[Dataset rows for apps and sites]
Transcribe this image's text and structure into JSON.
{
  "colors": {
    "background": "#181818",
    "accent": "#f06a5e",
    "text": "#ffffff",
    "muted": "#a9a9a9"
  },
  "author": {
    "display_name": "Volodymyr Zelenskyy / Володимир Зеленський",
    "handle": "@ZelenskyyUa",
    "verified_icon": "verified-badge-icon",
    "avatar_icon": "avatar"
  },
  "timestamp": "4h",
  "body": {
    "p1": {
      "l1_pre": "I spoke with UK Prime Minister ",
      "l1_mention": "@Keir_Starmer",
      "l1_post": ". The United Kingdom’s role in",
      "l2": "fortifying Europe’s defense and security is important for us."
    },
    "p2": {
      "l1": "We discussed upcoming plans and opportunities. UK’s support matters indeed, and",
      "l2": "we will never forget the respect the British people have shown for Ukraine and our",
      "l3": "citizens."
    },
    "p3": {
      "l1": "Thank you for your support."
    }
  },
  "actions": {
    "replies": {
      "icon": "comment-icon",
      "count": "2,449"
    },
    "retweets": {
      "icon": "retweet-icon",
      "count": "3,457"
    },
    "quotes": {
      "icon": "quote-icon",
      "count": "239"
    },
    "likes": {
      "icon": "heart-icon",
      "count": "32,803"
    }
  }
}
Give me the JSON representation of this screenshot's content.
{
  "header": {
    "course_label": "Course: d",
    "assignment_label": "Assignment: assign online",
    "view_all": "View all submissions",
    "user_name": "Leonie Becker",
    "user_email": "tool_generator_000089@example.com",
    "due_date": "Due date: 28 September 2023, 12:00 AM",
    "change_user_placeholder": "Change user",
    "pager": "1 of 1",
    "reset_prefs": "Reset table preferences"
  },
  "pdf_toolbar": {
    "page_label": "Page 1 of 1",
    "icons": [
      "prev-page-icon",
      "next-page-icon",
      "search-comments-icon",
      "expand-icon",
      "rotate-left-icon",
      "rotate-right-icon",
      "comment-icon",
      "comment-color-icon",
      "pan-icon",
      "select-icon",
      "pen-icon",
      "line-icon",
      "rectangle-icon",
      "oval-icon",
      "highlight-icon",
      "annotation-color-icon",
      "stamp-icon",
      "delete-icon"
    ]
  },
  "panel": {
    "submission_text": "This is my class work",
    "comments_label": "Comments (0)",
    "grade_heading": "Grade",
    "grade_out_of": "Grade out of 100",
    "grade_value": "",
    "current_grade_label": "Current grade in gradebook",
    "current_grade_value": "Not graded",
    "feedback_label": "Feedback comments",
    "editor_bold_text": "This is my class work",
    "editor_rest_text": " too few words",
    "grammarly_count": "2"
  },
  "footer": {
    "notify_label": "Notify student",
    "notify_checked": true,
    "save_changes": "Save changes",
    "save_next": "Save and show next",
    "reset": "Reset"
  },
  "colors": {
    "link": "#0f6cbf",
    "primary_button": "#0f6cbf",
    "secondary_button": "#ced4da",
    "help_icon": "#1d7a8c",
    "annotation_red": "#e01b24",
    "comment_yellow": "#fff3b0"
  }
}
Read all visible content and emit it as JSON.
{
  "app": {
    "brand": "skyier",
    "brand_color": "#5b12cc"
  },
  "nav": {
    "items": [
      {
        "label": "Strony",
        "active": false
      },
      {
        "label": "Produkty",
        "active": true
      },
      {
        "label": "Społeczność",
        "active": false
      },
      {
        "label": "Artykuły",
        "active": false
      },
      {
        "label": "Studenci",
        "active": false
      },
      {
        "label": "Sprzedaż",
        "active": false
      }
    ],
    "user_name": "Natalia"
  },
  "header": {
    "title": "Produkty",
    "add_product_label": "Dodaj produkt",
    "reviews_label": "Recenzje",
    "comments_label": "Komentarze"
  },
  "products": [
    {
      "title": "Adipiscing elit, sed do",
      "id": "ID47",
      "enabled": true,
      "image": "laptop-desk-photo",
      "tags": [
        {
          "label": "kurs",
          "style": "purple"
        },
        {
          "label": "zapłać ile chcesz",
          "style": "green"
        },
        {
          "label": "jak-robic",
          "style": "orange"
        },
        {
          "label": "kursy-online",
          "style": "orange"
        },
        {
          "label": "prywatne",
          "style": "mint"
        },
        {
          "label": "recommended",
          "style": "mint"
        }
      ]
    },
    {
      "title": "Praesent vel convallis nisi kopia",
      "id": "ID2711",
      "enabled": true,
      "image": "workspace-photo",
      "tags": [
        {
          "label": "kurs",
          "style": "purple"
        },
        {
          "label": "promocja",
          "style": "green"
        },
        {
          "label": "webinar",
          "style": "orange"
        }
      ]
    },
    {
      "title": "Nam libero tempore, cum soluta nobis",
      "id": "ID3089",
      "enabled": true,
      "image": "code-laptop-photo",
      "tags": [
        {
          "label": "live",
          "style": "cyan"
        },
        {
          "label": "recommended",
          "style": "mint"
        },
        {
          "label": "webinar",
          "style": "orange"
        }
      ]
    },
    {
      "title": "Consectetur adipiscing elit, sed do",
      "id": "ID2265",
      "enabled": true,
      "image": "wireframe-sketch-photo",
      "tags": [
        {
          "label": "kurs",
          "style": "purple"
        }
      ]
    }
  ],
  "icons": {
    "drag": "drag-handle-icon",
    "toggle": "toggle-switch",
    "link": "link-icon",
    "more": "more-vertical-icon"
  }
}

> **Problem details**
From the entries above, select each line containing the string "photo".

> **Solution to the exercise**
      "image": "laptop-desk-photo",
      "image": "workspace-photo",
      "image": "code-laptop-photo",
      "image": "wireframe-sketch-photo",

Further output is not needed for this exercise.